Interface dataset entries
_ _ _ _
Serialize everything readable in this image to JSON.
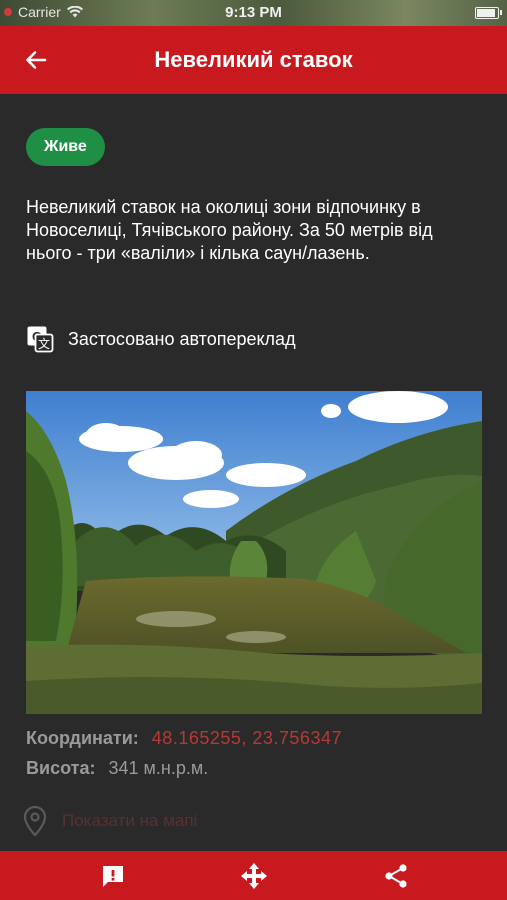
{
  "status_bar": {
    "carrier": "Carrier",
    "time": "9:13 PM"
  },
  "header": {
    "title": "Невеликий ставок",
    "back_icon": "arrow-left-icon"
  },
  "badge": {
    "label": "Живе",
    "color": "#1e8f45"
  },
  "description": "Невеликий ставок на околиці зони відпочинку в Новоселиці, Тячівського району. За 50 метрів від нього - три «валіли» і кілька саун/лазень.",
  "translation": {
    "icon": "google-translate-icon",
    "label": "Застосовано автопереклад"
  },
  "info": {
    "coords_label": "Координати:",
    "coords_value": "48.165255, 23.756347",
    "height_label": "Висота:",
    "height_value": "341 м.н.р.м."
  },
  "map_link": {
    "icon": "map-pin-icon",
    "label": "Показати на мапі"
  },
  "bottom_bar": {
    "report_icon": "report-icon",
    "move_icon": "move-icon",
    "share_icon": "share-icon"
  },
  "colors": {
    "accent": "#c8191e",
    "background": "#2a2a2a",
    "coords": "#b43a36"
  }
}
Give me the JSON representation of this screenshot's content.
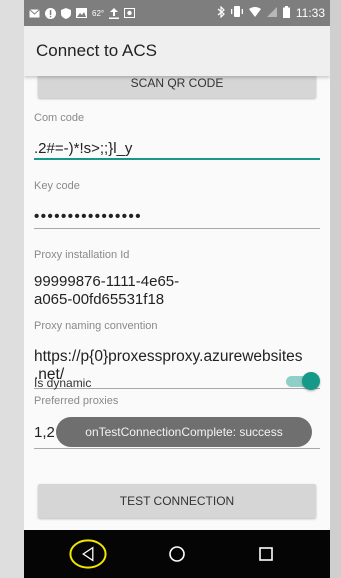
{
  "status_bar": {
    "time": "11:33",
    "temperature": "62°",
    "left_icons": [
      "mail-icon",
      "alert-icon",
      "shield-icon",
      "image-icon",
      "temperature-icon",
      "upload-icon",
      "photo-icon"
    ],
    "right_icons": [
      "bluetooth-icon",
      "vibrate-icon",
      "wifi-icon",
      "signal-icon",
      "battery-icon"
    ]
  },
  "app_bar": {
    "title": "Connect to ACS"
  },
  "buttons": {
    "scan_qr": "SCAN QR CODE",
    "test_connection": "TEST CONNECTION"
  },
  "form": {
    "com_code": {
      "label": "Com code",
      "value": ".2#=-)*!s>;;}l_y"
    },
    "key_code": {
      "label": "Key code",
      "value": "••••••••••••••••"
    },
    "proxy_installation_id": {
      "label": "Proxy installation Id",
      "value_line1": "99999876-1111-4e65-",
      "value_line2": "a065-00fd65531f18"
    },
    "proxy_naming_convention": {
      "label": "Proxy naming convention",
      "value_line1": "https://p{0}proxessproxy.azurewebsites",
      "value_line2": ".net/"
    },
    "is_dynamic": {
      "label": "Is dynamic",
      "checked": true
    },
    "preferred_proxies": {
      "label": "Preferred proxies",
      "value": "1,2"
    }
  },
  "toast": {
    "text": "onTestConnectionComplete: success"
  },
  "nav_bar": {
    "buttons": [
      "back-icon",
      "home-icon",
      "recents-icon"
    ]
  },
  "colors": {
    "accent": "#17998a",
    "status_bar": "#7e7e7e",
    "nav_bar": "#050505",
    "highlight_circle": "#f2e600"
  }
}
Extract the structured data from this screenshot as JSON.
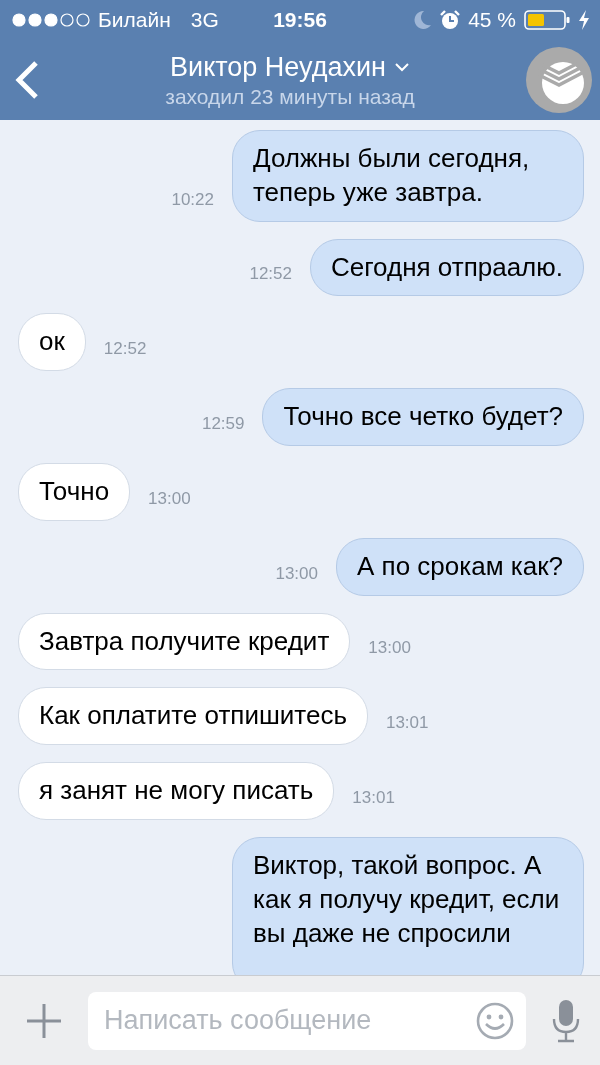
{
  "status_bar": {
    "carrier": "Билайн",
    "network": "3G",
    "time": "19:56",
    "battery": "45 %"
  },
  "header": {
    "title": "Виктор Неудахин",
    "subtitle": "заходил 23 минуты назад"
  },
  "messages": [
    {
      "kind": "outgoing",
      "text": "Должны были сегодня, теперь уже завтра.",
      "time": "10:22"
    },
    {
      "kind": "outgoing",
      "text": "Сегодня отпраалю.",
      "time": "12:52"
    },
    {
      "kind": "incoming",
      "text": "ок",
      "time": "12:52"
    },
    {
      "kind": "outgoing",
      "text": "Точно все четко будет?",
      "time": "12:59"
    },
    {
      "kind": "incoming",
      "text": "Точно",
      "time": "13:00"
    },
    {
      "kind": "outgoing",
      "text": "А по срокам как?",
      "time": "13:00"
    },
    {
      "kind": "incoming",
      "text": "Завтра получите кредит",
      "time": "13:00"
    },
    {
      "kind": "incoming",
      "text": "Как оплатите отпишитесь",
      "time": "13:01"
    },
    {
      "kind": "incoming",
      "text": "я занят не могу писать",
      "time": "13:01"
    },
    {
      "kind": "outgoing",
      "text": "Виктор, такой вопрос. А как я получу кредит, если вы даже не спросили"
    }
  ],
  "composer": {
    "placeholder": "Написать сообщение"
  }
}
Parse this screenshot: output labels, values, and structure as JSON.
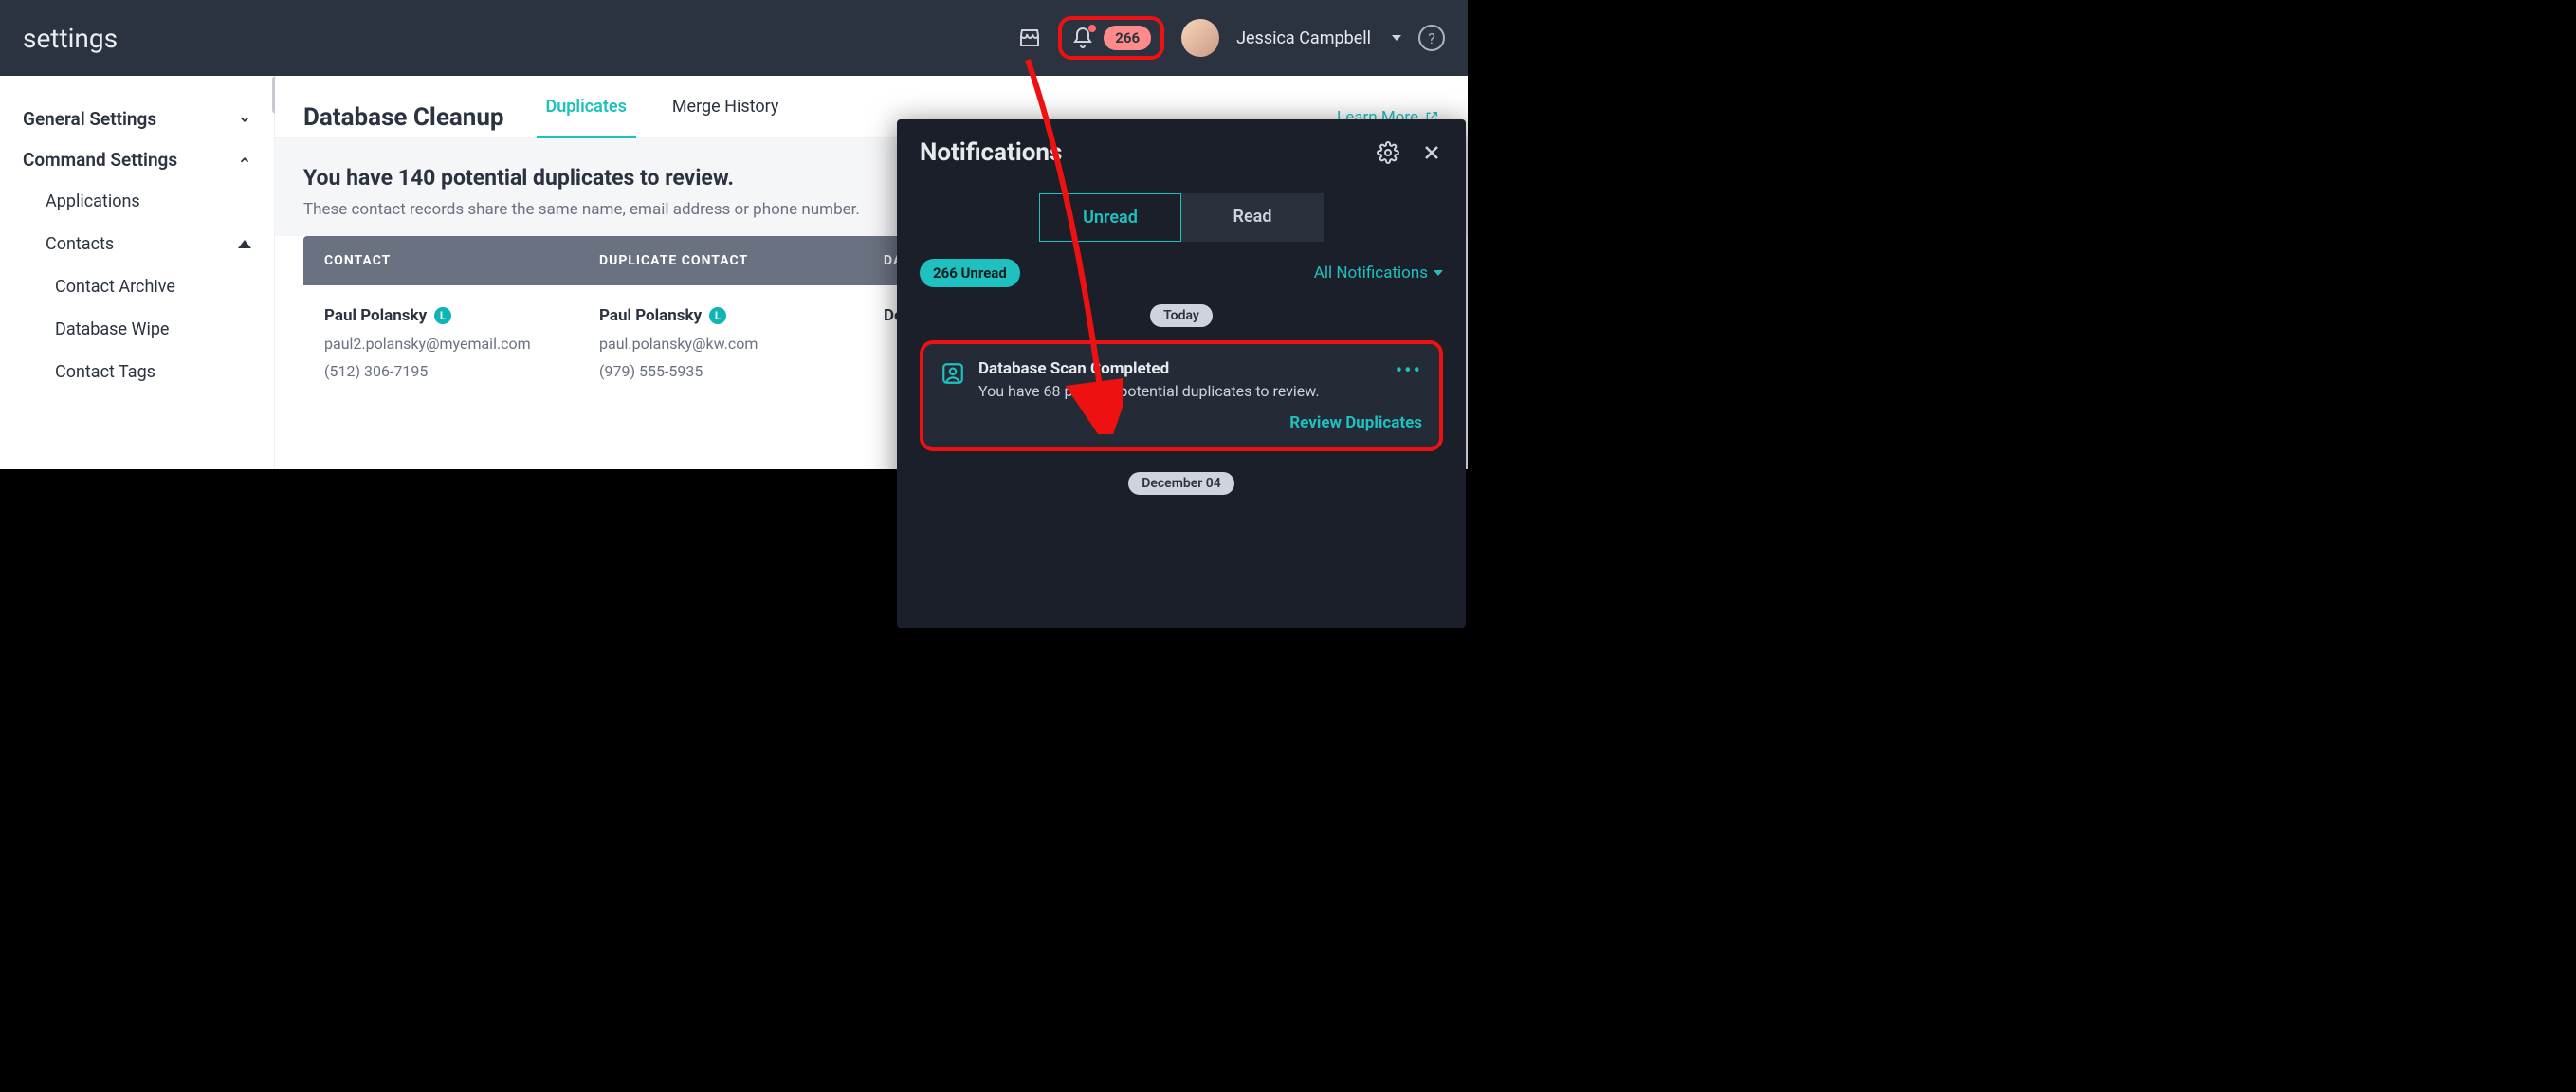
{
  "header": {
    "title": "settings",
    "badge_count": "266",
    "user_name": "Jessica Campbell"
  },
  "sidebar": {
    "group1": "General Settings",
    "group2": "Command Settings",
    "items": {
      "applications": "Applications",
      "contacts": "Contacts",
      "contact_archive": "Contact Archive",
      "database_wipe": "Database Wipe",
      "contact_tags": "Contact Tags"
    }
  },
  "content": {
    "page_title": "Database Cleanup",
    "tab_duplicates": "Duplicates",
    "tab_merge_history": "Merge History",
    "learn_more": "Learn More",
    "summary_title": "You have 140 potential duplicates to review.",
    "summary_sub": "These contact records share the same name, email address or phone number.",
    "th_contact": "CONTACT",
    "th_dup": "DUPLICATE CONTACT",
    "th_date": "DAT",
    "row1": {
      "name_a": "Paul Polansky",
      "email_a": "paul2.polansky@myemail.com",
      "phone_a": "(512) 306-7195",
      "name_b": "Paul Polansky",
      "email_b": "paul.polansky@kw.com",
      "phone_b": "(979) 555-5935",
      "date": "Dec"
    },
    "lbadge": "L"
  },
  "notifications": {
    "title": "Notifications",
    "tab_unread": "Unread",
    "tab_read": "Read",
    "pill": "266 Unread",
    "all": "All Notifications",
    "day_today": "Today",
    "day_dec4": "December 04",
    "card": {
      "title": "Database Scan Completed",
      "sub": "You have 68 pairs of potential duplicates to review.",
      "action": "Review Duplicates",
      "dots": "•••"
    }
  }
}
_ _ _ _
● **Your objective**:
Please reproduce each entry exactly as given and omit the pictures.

● **Result for this task**:
Serialize everything readable in this image to JSON.
{
  "status_bar": {
    "carrier": "Carrier",
    "time": "9:13 PM"
  },
  "header": {
    "title": "Невеликий ставок",
    "back_icon": "arrow-left-icon"
  },
  "badge": {
    "label": "Живе",
    "color": "#1e8f45"
  },
  "description": "Невеликий ставок на околиці зони відпочинку в Новоселиці, Тячівського району. За 50 метрів від нього - три «валіли» і кілька саун/лазень.",
  "translation": {
    "icon": "google-translate-icon",
    "label": "Застосовано автопереклад"
  },
  "info": {
    "coords_label": "Координати:",
    "coords_value": "48.165255, 23.756347",
    "height_label": "Висота:",
    "height_value": "341 м.н.р.м."
  },
  "map_link": {
    "icon": "map-pin-icon",
    "label": "Показати на мапі"
  },
  "bottom_bar": {
    "report_icon": "report-icon",
    "move_icon": "move-icon",
    "share_icon": "share-icon"
  },
  "colors": {
    "accent": "#c8191e",
    "background": "#2a2a2a",
    "coords": "#b43a36"
  }
}
Give me the JSON representation of this screenshot's content.
{
  "status_bar": {
    "time": "11:33",
    "temperature": "62°",
    "left_icons": [
      "mail-icon",
      "alert-icon",
      "shield-icon",
      "image-icon",
      "temperature-icon",
      "upload-icon",
      "photo-icon"
    ],
    "right_icons": [
      "bluetooth-icon",
      "vibrate-icon",
      "wifi-icon",
      "signal-icon",
      "battery-icon"
    ]
  },
  "app_bar": {
    "title": "Connect to ACS"
  },
  "buttons": {
    "scan_qr": "SCAN QR CODE",
    "test_connection": "TEST CONNECTION"
  },
  "form": {
    "com_code": {
      "label": "Com code",
      "value": ".2#=-)*!s>;;}l_y"
    },
    "key_code": {
      "label": "Key code",
      "value": "••••••••••••••••"
    },
    "proxy_installation_id": {
      "label": "Proxy installation Id",
      "value_line1": "99999876-1111-4e65-",
      "value_line2": "a065-00fd65531f18"
    },
    "proxy_naming_convention": {
      "label": "Proxy naming convention",
      "value_line1": "https://p{0}proxessproxy.azurewebsites",
      "value_line2": ".net/"
    },
    "is_dynamic": {
      "label": "Is dynamic",
      "checked": true
    },
    "preferred_proxies": {
      "label": "Preferred proxies",
      "value": "1,2"
    }
  },
  "toast": {
    "text": "onTestConnectionComplete: success"
  },
  "nav_bar": {
    "buttons": [
      "back-icon",
      "home-icon",
      "recents-icon"
    ]
  },
  "colors": {
    "accent": "#17998a",
    "status_bar": "#7e7e7e",
    "nav_bar": "#050505",
    "highlight_circle": "#f2e600"
  }
}
Extract the structured data from this screenshot as JSON.
{
  "status_bar": {
    "carrier": "Билайн",
    "network": "3G",
    "time": "19:56",
    "battery": "45 %"
  },
  "header": {
    "title": "Виктор Неудахин",
    "subtitle": "заходил 23 минуты назад"
  },
  "messages": [
    {
      "kind": "outgoing",
      "text": "Должны были сегодня, теперь уже завтра.",
      "time": "10:22"
    },
    {
      "kind": "outgoing",
      "text": "Сегодня отпраалю.",
      "time": "12:52"
    },
    {
      "kind": "incoming",
      "text": "ок",
      "time": "12:52"
    },
    {
      "kind": "outgoing",
      "text": "Точно все четко будет?",
      "time": "12:59"
    },
    {
      "kind": "incoming",
      "text": "Точно",
      "time": "13:00"
    },
    {
      "kind": "outgoing",
      "text": "А по срокам как?",
      "time": "13:00"
    },
    {
      "kind": "incoming",
      "text": "Завтра получите кредит",
      "time": "13:00"
    },
    {
      "kind": "incoming",
      "text": "Как оплатите отпишитесь",
      "time": "13:01"
    },
    {
      "kind": "incoming",
      "text": "я занят не могу писать",
      "time": "13:01"
    },
    {
      "kind": "outgoing",
      "text": "Виктор, такой вопрос. А как я получу кредит, если вы даже не спросили"
    }
  ],
  "composer": {
    "placeholder": "Написать сообщение"
  }
}
Parse this screenshot: output labels, values, and structure as JSON.
{
  "header": {
    "title": "settings",
    "badge_count": "266",
    "user_name": "Jessica Campbell"
  },
  "sidebar": {
    "group1": "General Settings",
    "group2": "Command Settings",
    "items": {
      "applications": "Applications",
      "contacts": "Contacts",
      "contact_archive": "Contact Archive",
      "database_wipe": "Database Wipe",
      "contact_tags": "Contact Tags"
    }
  },
  "content": {
    "page_title": "Database Cleanup",
    "tab_duplicates": "Duplicates",
    "tab_merge_history": "Merge History",
    "learn_more": "Learn More",
    "summary_title": "You have 140 potential duplicates to review.",
    "summary_sub": "These contact records share the same name, email address or phone number.",
    "th_contact": "CONTACT",
    "th_dup": "DUPLICATE CONTACT",
    "th_date": "DAT",
    "row1": {
      "name_a": "Paul Polansky",
      "email_a": "paul2.polansky@myemail.com",
      "phone_a": "(512) 306-7195",
      "name_b": "Paul Polansky",
      "email_b": "paul.polansky@kw.com",
      "phone_b": "(979) 555-5935",
      "date": "Dec"
    },
    "lbadge": "L"
  },
  "notifications": {
    "title": "Notifications",
    "tab_unread": "Unread",
    "tab_read": "Read",
    "pill": "266 Unread",
    "all": "All Notifications",
    "day_today": "Today",
    "day_dec4": "December 04",
    "card": {
      "title": "Database Scan Completed",
      "sub": "You have 68 pairs of potential duplicates to review.",
      "action": "Review Duplicates",
      "dots": "•••"
    }
  }
}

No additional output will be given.